• PROBLEM STATEMENT:
Whenever the word "памяти" turns up in a line below, that line should be copied.
Top of DATA IN THIS EXERCISE
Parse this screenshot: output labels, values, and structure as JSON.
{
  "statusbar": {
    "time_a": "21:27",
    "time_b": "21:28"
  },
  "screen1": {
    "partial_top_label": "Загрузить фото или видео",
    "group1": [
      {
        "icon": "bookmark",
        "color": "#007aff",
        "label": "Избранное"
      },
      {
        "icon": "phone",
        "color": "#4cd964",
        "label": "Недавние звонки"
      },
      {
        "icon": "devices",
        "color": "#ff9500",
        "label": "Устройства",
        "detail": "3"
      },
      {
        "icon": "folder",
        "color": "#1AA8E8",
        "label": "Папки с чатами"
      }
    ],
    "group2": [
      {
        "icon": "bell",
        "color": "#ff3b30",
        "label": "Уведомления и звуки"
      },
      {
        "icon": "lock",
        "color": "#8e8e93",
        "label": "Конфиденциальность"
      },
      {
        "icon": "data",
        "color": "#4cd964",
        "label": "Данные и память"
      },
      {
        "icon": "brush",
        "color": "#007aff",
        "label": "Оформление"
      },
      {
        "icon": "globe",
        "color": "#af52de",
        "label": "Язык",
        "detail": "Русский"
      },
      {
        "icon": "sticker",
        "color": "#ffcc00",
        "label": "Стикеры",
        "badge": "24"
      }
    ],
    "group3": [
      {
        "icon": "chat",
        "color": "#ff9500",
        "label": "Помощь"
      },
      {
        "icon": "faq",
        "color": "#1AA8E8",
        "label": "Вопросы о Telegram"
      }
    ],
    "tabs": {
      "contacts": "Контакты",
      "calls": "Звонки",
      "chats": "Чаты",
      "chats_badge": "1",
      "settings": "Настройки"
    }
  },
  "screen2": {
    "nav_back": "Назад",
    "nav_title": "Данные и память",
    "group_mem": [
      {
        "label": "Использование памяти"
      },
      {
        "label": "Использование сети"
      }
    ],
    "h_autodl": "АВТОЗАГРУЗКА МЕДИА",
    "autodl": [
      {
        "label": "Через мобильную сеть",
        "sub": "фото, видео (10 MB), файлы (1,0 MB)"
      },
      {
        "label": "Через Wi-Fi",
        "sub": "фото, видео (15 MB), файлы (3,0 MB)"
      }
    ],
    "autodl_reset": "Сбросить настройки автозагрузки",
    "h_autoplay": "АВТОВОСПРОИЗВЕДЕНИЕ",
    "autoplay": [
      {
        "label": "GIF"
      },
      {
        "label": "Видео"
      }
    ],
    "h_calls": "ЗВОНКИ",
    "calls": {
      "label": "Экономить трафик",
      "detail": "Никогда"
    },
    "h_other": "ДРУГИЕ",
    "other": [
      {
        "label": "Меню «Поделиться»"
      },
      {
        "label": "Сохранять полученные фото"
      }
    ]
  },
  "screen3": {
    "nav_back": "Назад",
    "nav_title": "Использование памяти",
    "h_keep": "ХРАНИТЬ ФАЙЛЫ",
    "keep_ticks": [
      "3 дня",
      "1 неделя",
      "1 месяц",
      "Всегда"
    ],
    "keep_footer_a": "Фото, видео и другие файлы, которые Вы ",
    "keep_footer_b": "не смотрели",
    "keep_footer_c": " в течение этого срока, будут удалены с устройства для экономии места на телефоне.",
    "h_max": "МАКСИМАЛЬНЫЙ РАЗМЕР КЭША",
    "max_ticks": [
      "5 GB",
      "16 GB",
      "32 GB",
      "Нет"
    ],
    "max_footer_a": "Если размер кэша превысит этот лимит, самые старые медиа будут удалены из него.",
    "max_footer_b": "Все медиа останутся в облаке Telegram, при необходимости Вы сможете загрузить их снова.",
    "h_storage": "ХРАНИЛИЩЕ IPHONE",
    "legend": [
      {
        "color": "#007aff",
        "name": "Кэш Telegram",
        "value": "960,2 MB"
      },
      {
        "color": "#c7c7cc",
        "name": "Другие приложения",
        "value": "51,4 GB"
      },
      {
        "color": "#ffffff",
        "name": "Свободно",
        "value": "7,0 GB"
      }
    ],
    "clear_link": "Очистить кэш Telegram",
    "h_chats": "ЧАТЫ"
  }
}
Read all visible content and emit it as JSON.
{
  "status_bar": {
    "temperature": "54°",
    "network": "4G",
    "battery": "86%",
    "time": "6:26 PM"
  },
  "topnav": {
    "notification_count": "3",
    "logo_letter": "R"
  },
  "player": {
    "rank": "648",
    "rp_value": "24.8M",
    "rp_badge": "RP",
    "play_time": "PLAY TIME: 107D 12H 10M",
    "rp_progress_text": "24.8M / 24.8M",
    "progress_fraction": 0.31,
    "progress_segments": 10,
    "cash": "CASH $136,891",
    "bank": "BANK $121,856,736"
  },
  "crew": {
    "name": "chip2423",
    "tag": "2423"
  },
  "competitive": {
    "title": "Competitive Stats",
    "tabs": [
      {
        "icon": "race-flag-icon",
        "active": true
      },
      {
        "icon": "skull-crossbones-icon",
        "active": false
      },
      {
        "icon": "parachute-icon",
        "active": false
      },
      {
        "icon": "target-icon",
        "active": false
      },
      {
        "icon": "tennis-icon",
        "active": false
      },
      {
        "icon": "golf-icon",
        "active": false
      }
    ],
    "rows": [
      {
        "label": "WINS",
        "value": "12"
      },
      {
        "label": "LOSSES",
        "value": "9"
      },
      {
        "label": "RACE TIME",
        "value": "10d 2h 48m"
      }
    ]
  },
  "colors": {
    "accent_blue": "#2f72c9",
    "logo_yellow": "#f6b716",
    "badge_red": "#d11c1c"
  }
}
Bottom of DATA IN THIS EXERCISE
• PROBLEM SOLUTION:
        "label": "Использование памяти"
    "nav_title": "Использование памяти",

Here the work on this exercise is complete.